5. Preheat the oven to 300 F.
6. Heat the goose (or other cooking) fat and 1 Tablespoon of butter in a heavy pan over medium heat and sear the roast on all sides. Transfer the meat to a Dutch oven or deep casserole. Pour the strained marinade into the pan in which the meat was seared and deglaze the bottom of the pan. Bring the liquid to a boil and pour it over the meat in the Dutch oven or casserole.
7. Bring the liquid back to a simmer, cover the Dutch oven and braise the Sauerbraten for about 3 – 4 hours in a 300 F. oven, or until the roast is tender.
8. Transfer the meat from the Dutch oven to a platter and cover it with foil to keep it warm while making the sauce.

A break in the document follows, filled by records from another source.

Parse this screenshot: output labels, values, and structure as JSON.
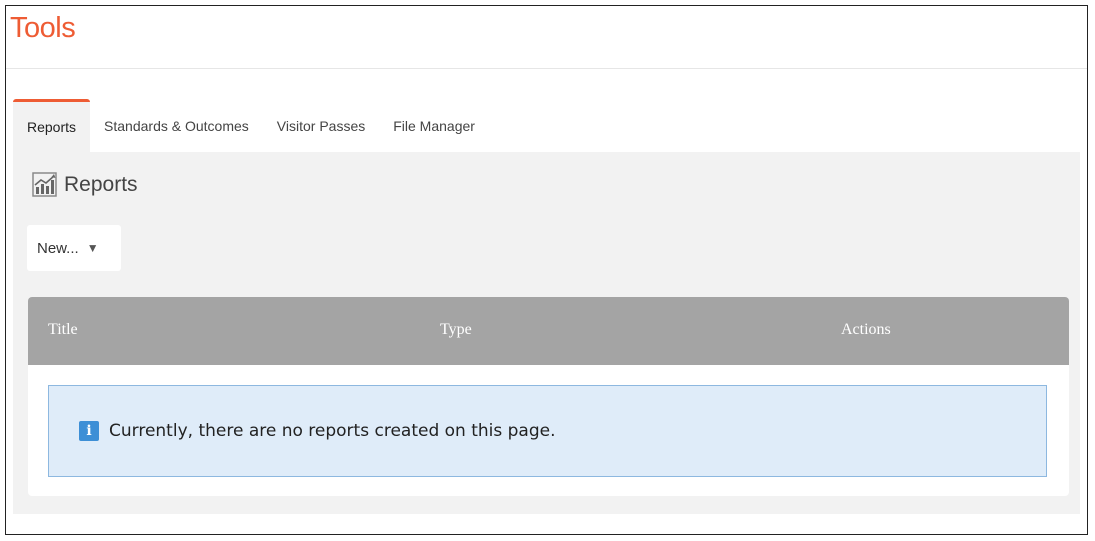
{
  "header": {
    "title": "Tools"
  },
  "tabs": [
    {
      "label": "Reports",
      "active": true
    },
    {
      "label": "Standards & Outcomes",
      "active": false
    },
    {
      "label": "Visitor Passes",
      "active": false
    },
    {
      "label": "File Manager",
      "active": false
    }
  ],
  "section": {
    "icon": "chart-icon",
    "heading": "Reports"
  },
  "new_dropdown": {
    "label": "New...",
    "icon": "caret-down-icon"
  },
  "table": {
    "columns": [
      "Title",
      "Type",
      "Actions"
    ],
    "empty_message": "Currently, there are no reports created on this page.",
    "empty_icon": "info-icon"
  },
  "colors": {
    "accent": "#ee5c34",
    "header_bg": "#a4a4a4",
    "alert_bg": "#dfecf9",
    "info": "#3d8fd6"
  }
}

9. Melt 5 Tablespoons of butter in a heavy pan over medium heat. Stir in the flour and, as soon as it is combined with the butter, add the sugar. Cook, stirring with a whisk or wooden spoon, over medium heat, until the mixture is a deep, golden brown.
10. Slowly add the reserved marinade, stirring to combine it with the brown roux. Simmer the sauce, still stirring, until it is smooth. Then, thicken the sauce with the pulverized gingersnaps. Add a few Tablespoons of gingernsnaps at a time, as you continue to stir and simmer the sauce. Add up to 1/2 cup, or less, if you prefer a thinner sauce.
11. Slice the meat. Arrange several slices on each plate and spoon some sauce over each plate of Sauerbraten. Serve the rest of the sauce at the side for guests to add, if they like. (There will be plenty of sauce.)
A Note: Sauerbraten Lüchow’s is the Main Course of the Dinner Menu: Dinner at Journey’s End. The recipe is adapted from one in Lüchow’s German Cookbook: The story and the favorite dishes of America’s most famous German restaurant. Introduction and illustrations were provided by Ludwig Bemelmans, author of the beloved Madeline books for children. The book is a treasure trove of fine recipes and is available here at openlibrary.org. Should the online copy of the original volume (complete with illustrations) be checked out, the plain full text version may always be accessed here at the internet archive. The text and recipes in it are identical to those in the original.
An Invitation: You are invited to request suggestions from the diplomatickitchen for your own menus for any occasion by clicking on the feature ‘Ask and Tell’ here or in the Menu at the top of the page. Do you have a menu concept with a gap or two that wants filling…or perhaps you are an expat looking for ways to adapt your recipes to what is available in your temporary home…maybe you are just looking for a new way to use a familiar ingredient or would like suggestions on how to adjust quantities of a recipe from the diplomatickitchen for smaller or larger groups…Replies will be published in ‘Ask and Tell’ or sent by email if you prefer.
© Elizabeth Laeuchli, the diplomatickitchen, 2011-2013